  • Publication Type: Article / Review
  • Volume: 45 Issue: 7
  • Publication Date: 2007
  • Doi Number: 10.1080/13693780701436794
  • Journal Name: MEDICAL MYCOLOGY
  • Journal Indexes: Science Citation Index Expanded (SCI-EXPANDED), Scopus
  • Page Numbers: pp.569-587
  • Hacettepe University Affiliated: Yes

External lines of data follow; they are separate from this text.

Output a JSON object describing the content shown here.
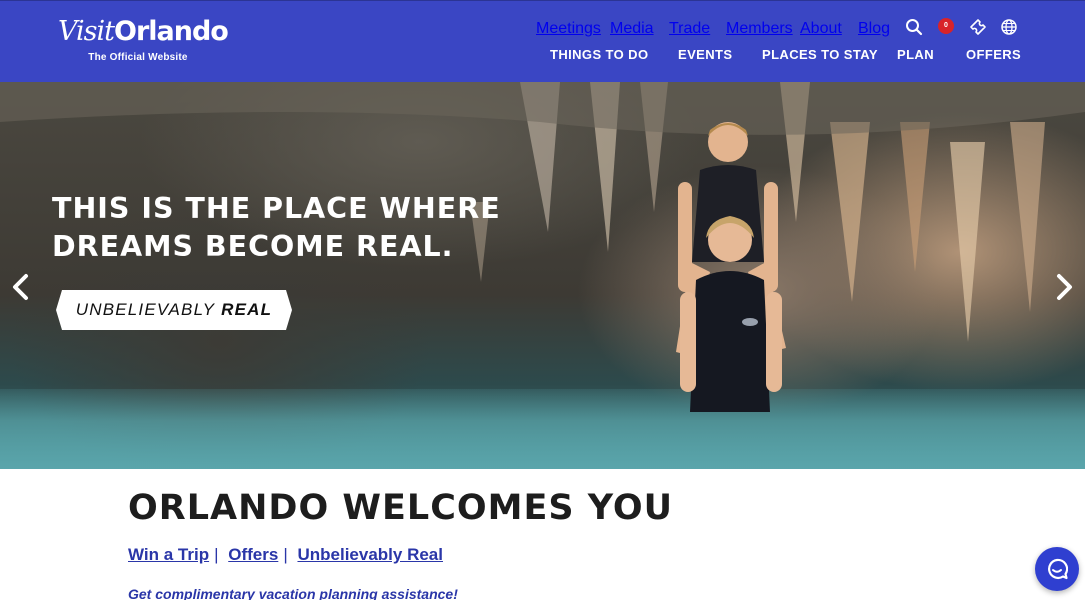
{
  "brand": {
    "logo_visit": "Visit",
    "logo_orlando": "Orlando",
    "tagline": "The Official Website",
    "primary_color": "#3a46c4",
    "link_color": "#2a36a8",
    "alert_color": "#d8232a"
  },
  "utility_nav": {
    "meetings": "Meetings",
    "media": "Media",
    "trade": "Trade",
    "members": "Members",
    "about": "About",
    "blog": "Blog",
    "favorites_count": "0",
    "icons": [
      "search-icon",
      "heart-icon",
      "ticket-icon",
      "globe-icon"
    ]
  },
  "main_nav": {
    "things_to_do": "THINGS TO DO",
    "events": "EVENTS",
    "places_to_stay": "PLACES TO STAY",
    "plan": "PLAN",
    "offers": "OFFERS"
  },
  "hero": {
    "headline_line1": "THIS IS THE PLACE WHERE",
    "headline_line2": "DREAMS BECOME REAL.",
    "tagline_word1": "UNBELIEVABLY",
    "tagline_word2": "REAL"
  },
  "content": {
    "title": "ORLANDO WELCOMES YOU",
    "links": {
      "win_trip": "Win a Trip",
      "separator": "|",
      "offers": "Offers",
      "unbelievably_real": "Unbelievably Real"
    },
    "planning_text": "Get complimentary vacation planning assistance!"
  }
}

Antifungal susceptibility testing is a very dynamic field of medical mycology. Standardization of in vitro susceptibility tests by the Clinical and Laboratory Standards Institute (CLSI) and the European Committee for Antimicrobial Susceptibility Testing (EUCAST), and current availability of reference methods constituted the major remarkable steps in the field. Based on the established minimum inhibitory concentration (MIC) breakpoints, it is now possible to determine the susceptibilities of Candida strains to fluconazole, itraconazole, voriconazole, and flucytosine. Moreover, utility of fluconazole antifungal susceptibility tests as an adjunct in optimizing treatment of candidiasis has now been validated. While the MIC breakpoints and clinical significance of susceptibility testing for the remaining fungi and antifungal drugs remain yet unclear, modifications of the available methods as well as other methodologies are being intensively studied to overcome the present drawbacks and limitations. Among the other methods under investigation are Etest, colorimetric microdilution, agar dilution, determination of fungicidal activity, flow cytometry, and ergosterol quantitation. Etest offers the advantage of practical application and favorable agreement rates with the reference methods that are frequently above acceptable limits. However, MIC breakpoints for Etest remain to be evaluated and established. Development of commercially available, standardized colorimetric panels that are based on CLSI method parameters has added more to the antifungal susceptibility testing armamentarium. Flow cytometry, on the other hand, appears to offer rapid susceptibility testing but requires specified equipment and further evaluation for reproducibility and standardization. Ergosterol quantitation is another novel approach, which appears potentially beneficial particularly in discrimination of azole-resistant isolates from heavy trailers. The method is yet investigational and requires to be further studied. Developments in methodology and applications of antifungal susceptibility testing will hopefully provide enhanced utility in clinical guidance of antifungal therapy. However, and particularly in immunosuppressed host, in vitro susceptibility is and will remain only one of several factors that influence clinical outcome.